Siemens has teamed up with the Cyber Resilience Centre (CRC) for Greater Manchester to help businesses stay secure after surge in COVID-19 related online crime.

The CRC for Greater Manchester are offering a free three-month membership for any business in the region with up to 100 employees.

Membership includes tailored advice, regular news updates and useful tools to help businesses improve their cyber resilience during the COVID-19 outbreak.

The initiative has been launched after Action Fraud reported a 400% increase in COVID-19 related crimes and scams in March, coinciding with the beginning of lockdown.


Cybercriminals are looking to exploit vulnerabilities in businesses’ cyber security during this chaotic time as many companies have fewer members checking online systems and more employees working remotely.

The Cyber Resilience Centre for Greater Manchester is a not-for-profit venture between Greater Manchester Police and Manchester Digital, an independent trade organisation for the city region’s digital and tech businesses.

As a partner Siemens, which is headquartered in Manchester, is offering its extensive knowledge around cybersecurity and the industrial threat landscape. Siemens applies IEC 62443 the highest industry standards globally for industrial cyber security. It is also creator of the Charter of Trust at the 2018 Munich Security Conference which has multi-national corporations such as AES, Airbus, Allianz, Atos, Cisco, Daimler, IBM and Dell Technologies among many other companies as signatories.

Cyber-attacks on Industrial Control Systems (ICS), which help run Operational Technology (OT), can interrupt production, damage physical assets, and even result in injury or death to employees and public alike.

Siemens is offering specialist consultation for business leaders on how they handle the two-fold challenge of safety and security.

This starts with understanding the increased exposure to cyber risks with home-based work through less-reliable internet connections and honest mistakes made in unfamiliar workflows, and establishing which tasks pose unacceptable risks and which can be adapted for remote work. For example, many monitoring tasks can be done remotely and safely with the right procedures, while testing or servicing safety and backup systems remotely cannot.

Siemens has also offered advice on establishing appropriate defences for businesses to reduce the consequences of cyberattacks. This could involve reengineering or revamping the security architecture by introducing layers of defence such as firewalls or creating a protected secure zone.

Paul Hingley, Security Services Business Manager at Siemens, responsible for Industrial Cyber Security, said: “Siemens is happy to be supporting the business community through the Cyber Resilience Centre of Greater Manchester.
“The cyber threat landscape is evolving at a phenomenal pace and has been exacerbated by the impact on industry by COVID-19. It means the tools businesses need to defend against attacks and combat also need to evolve. While these circumstances are challenging and worrying, it does present an opportunity for businesses to reassess their cyber security strategy.”
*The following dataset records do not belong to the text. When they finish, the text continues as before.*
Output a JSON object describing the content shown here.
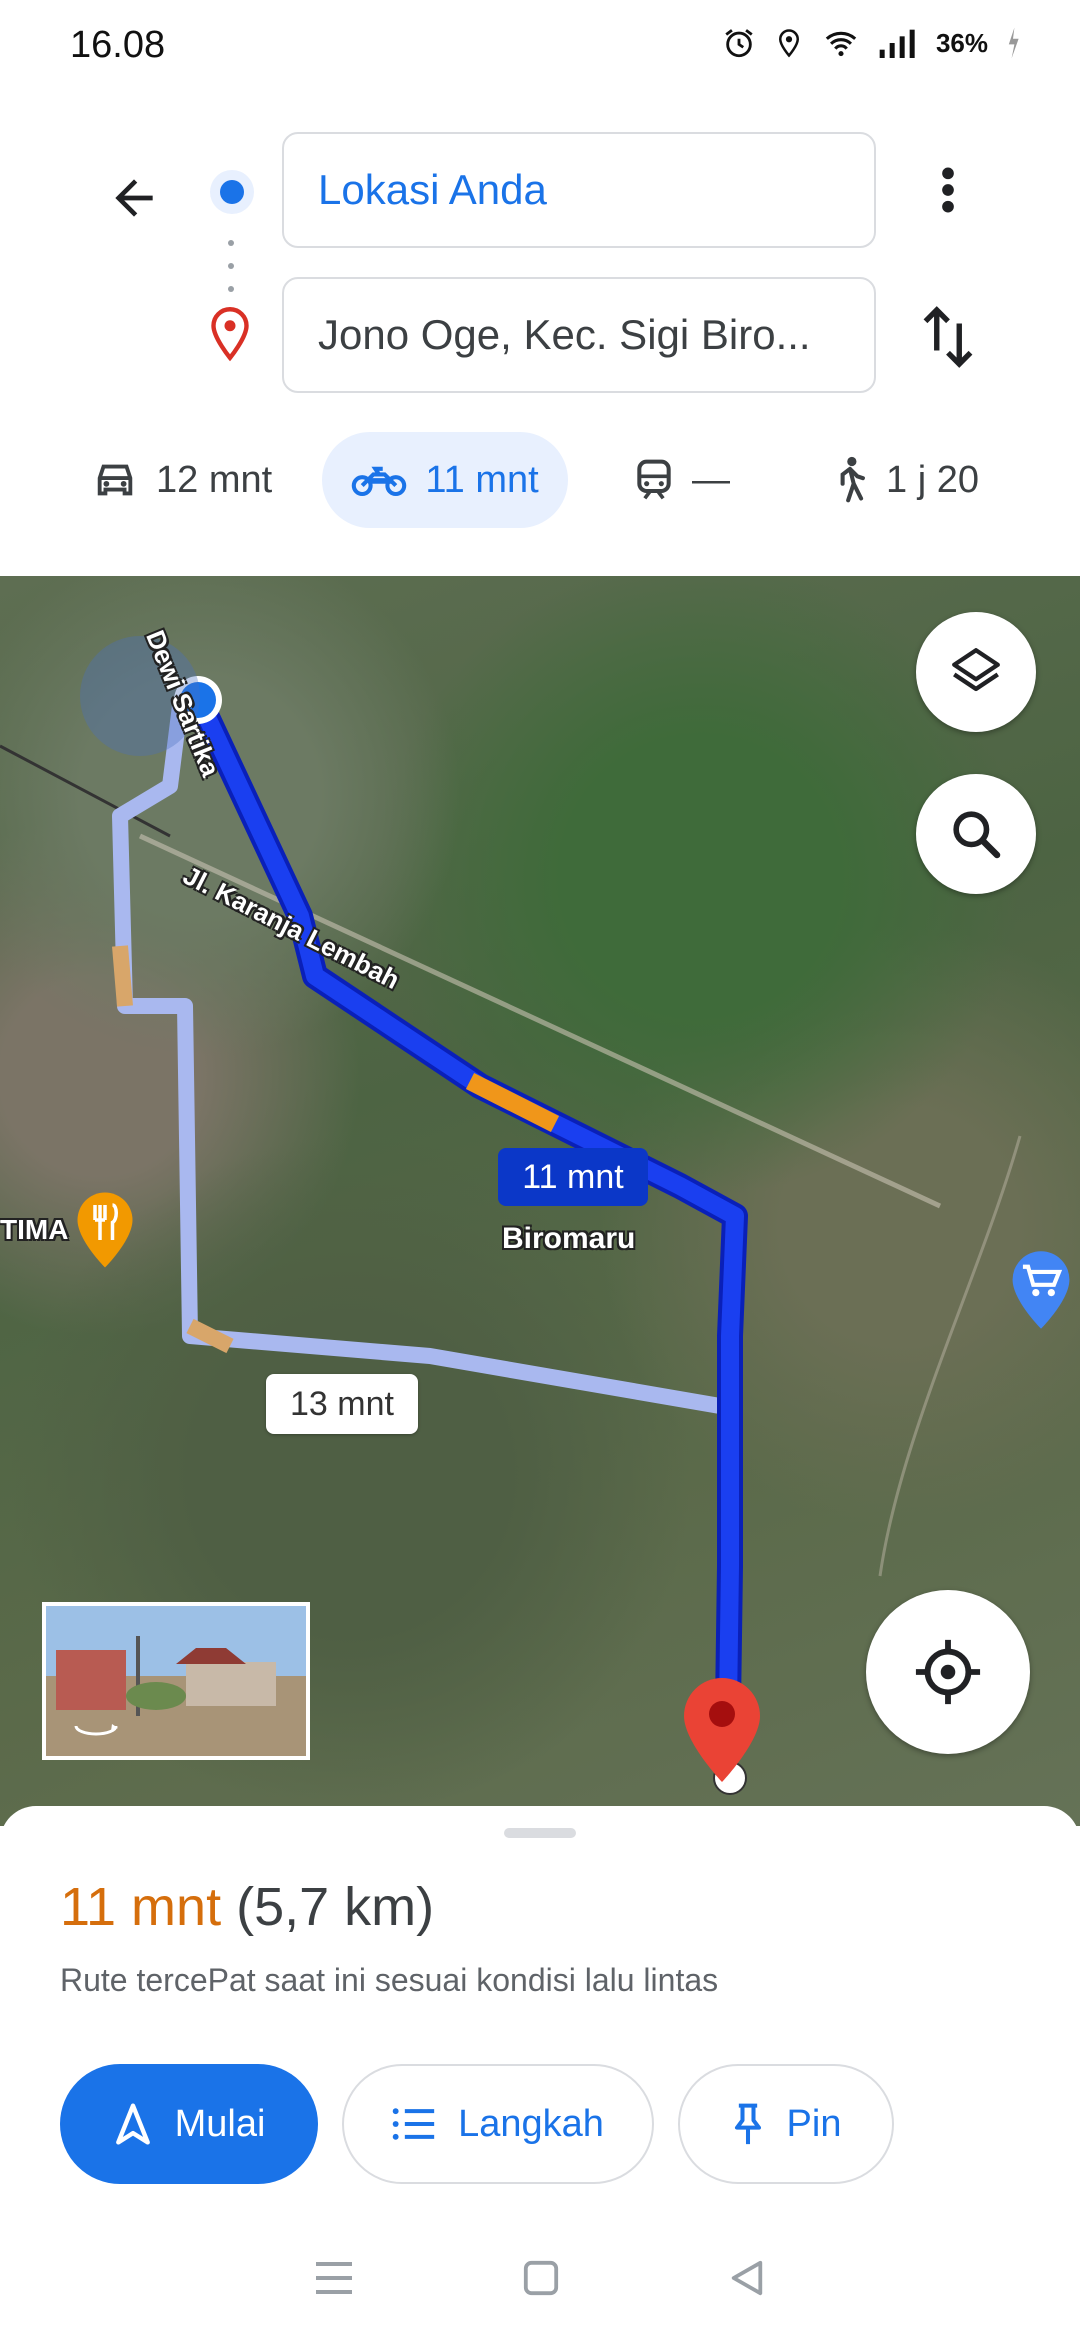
{
  "status": {
    "time": "16.08",
    "battery": "36%",
    "icons": [
      "alarm-icon",
      "location-icon",
      "wifi-icon",
      "signal-icon",
      "battery-icon"
    ]
  },
  "search": {
    "origin": "Lokasi Anda",
    "destination": "Jono Oge, Kec. Sigi Biro..."
  },
  "modes": [
    {
      "name": "car",
      "label": "12 mnt",
      "selected": false
    },
    {
      "name": "motorcycle",
      "label": "11 mnt",
      "selected": true
    },
    {
      "name": "transit",
      "label": "—",
      "selected": false
    },
    {
      "name": "walk",
      "label": "1 j 20",
      "selected": false
    }
  ],
  "map": {
    "street_1": "Dewi Sartika",
    "street_2": "Jl. Karanja Lembah",
    "place_label": "Biromaru",
    "poi_label": "TIMA",
    "primary_route_time": "11 mnt",
    "alt_route_time": "13 mnt"
  },
  "summary": {
    "time": "11 mnt",
    "distance": "(5,7 km)",
    "description": "Rute tercePat saat ini sesuai kondisi lalu lintas"
  },
  "actions": {
    "start": "Mulai",
    "steps": "Langkah",
    "pin": "Pin"
  },
  "colors": {
    "accent": "#1a73e8",
    "route_primary": "#1a3ff0",
    "route_alt": "#a9b8ef",
    "eta": "#d56e0c",
    "pin_red": "#ea4335"
  }
}
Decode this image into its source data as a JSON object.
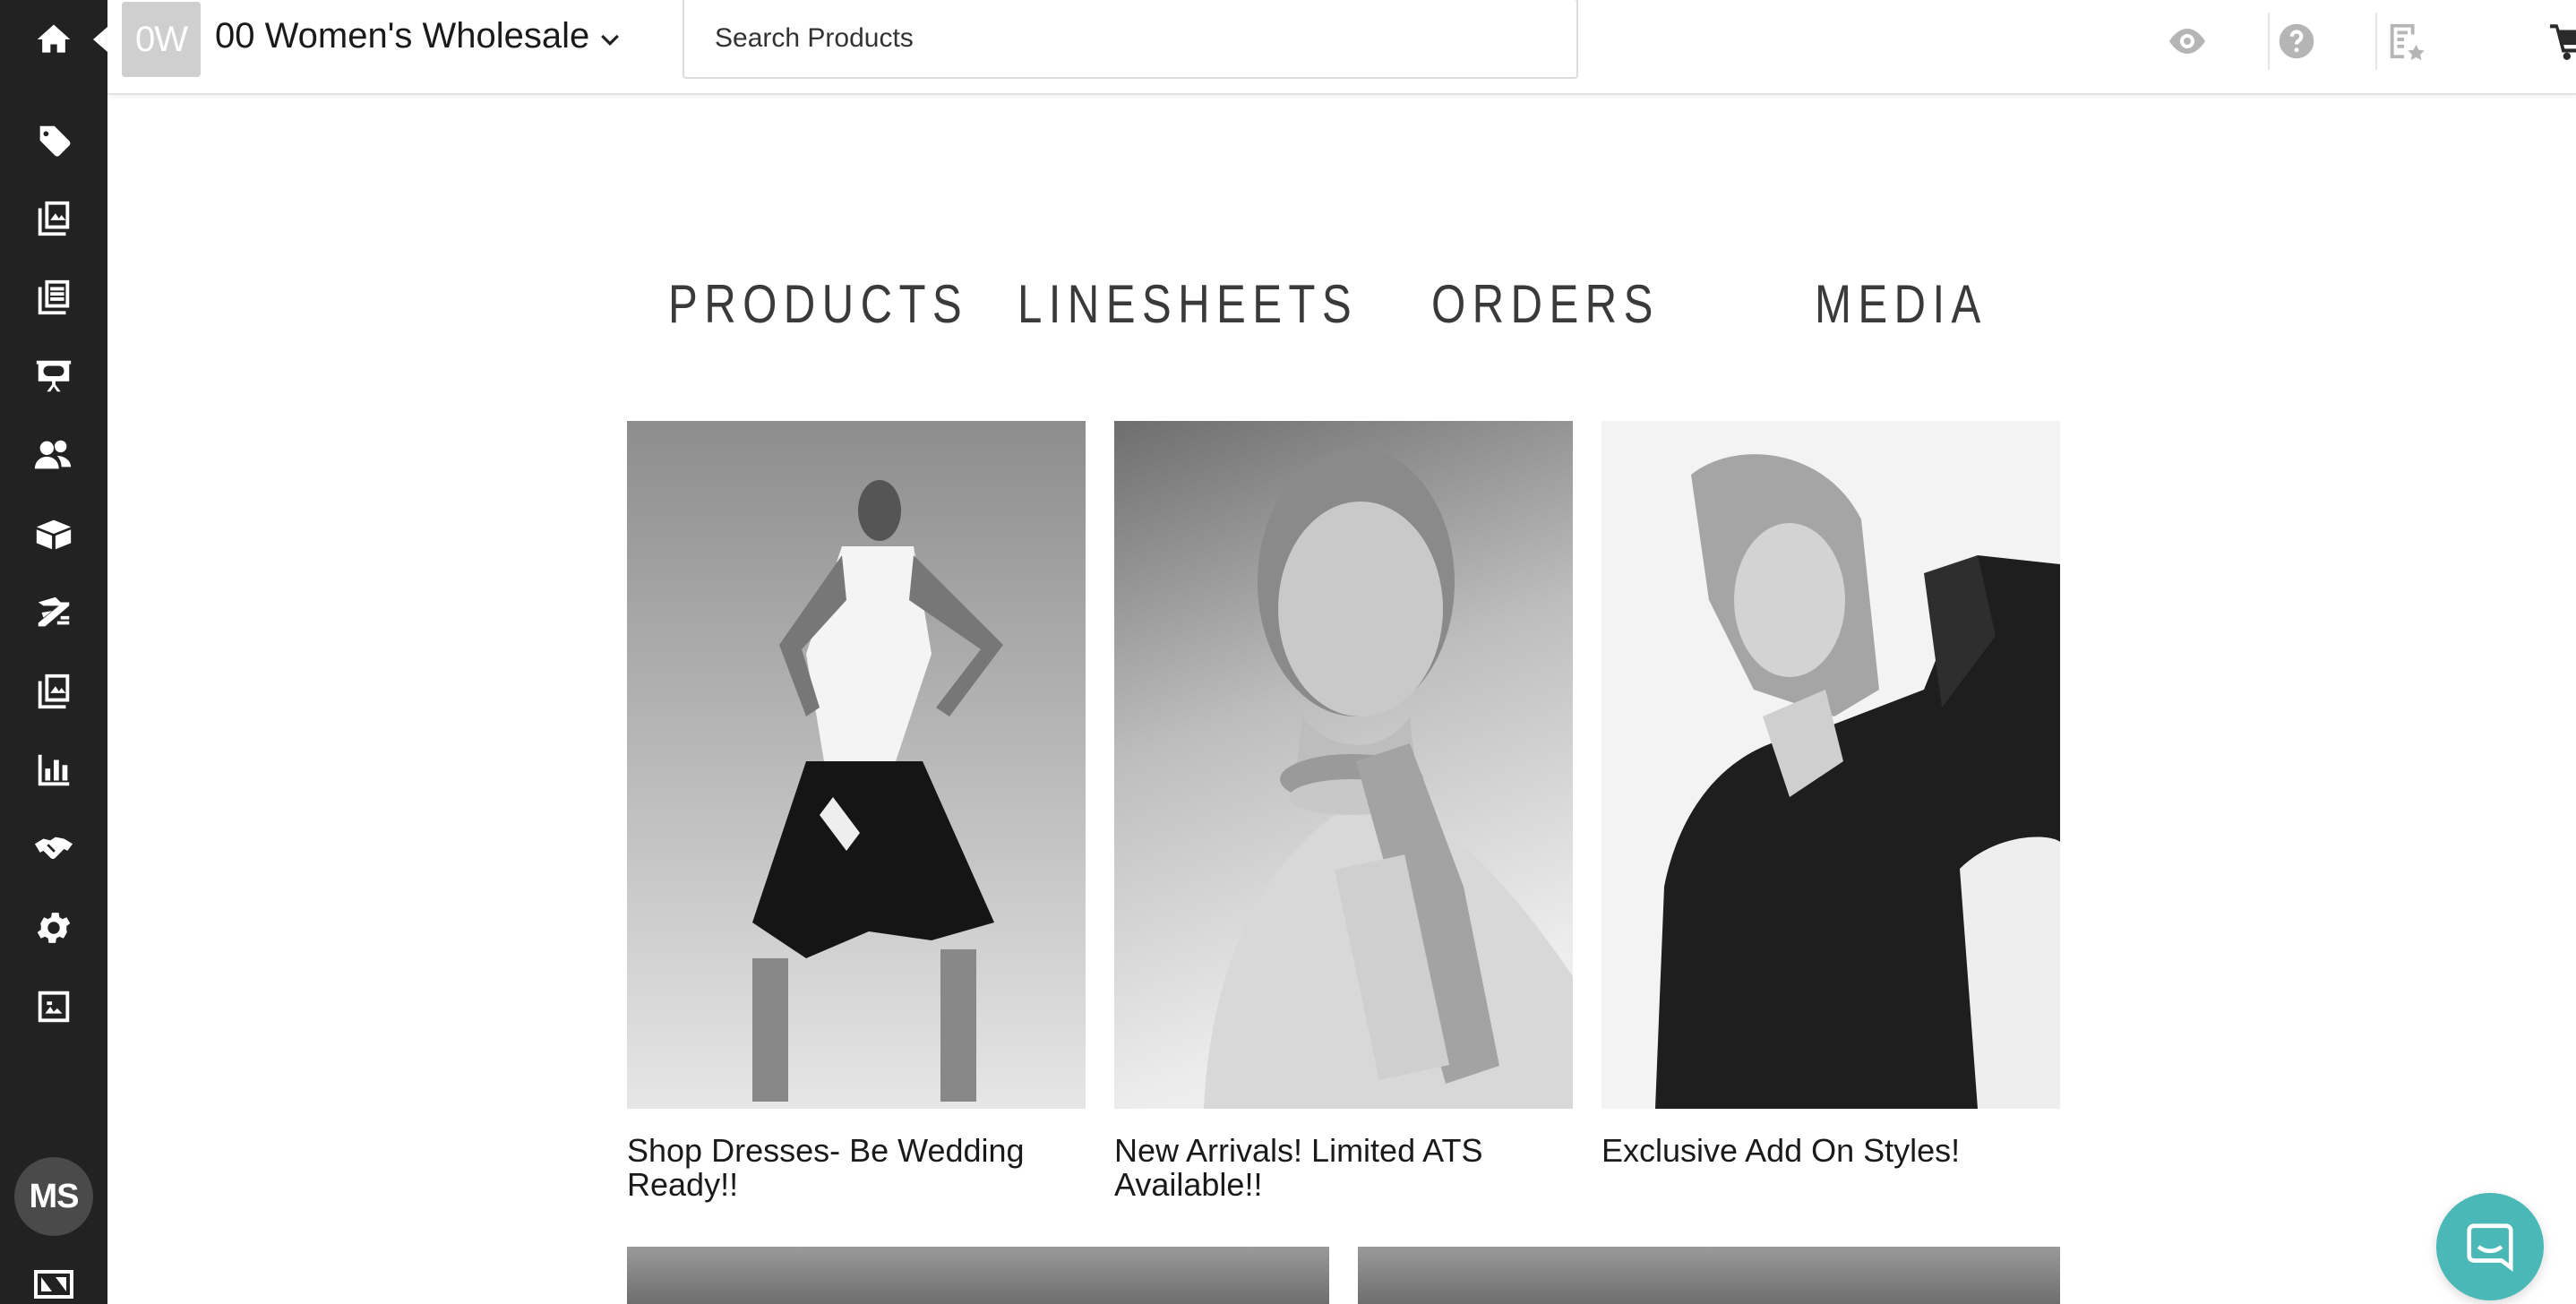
{
  "brand": {
    "initials": "0W",
    "name": "00 Women's Wholesale"
  },
  "search": {
    "placeholder": "Search Products"
  },
  "sidebar": {
    "items": [
      {
        "icon": "tag-icon"
      },
      {
        "icon": "catalog-icon"
      },
      {
        "icon": "linesheet-icon"
      },
      {
        "icon": "presentation-icon"
      },
      {
        "icon": "customers-icon"
      },
      {
        "icon": "inventory-box-icon"
      },
      {
        "icon": "orders-icon"
      },
      {
        "icon": "media-icon"
      },
      {
        "icon": "reports-chart-icon"
      },
      {
        "icon": "handshake-icon"
      },
      {
        "icon": "settings-gear-icon"
      },
      {
        "icon": "brand-portal-icon"
      }
    ],
    "avatar_initials": "MS"
  },
  "header_icons": [
    "eye-icon",
    "help-icon",
    "linesheet-star-icon",
    "cart-icon"
  ],
  "nav": {
    "products": "PRODUCTS",
    "linesheets": "LINESHEETS",
    "orders": "ORDERS",
    "media": "MEDIA"
  },
  "cards": [
    {
      "caption": "Shop Dresses- Be Wedding Ready!!"
    },
    {
      "caption": "New Arrivals! Limited ATS Available!!"
    },
    {
      "caption": "Exclusive Add On Styles!"
    }
  ],
  "colors": {
    "sidebar": "#222222",
    "chat": "#4ab8b6",
    "logo_bg": "#cfcfcf"
  }
}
Cybercrime is already estimated to cost the Greater Manchester economy a £860 million a year. Many businesses struggle financially to cope with the aftermath of breaches and attacks.

Detective Superintendent Neil Jones, from Greater Manchester Police, said: “’During this time of crisis, businesses of all sizes are falling victim to online crime. The Cyber Resilience Centre’s offer of support will help many become more resilient against cybercrime.’’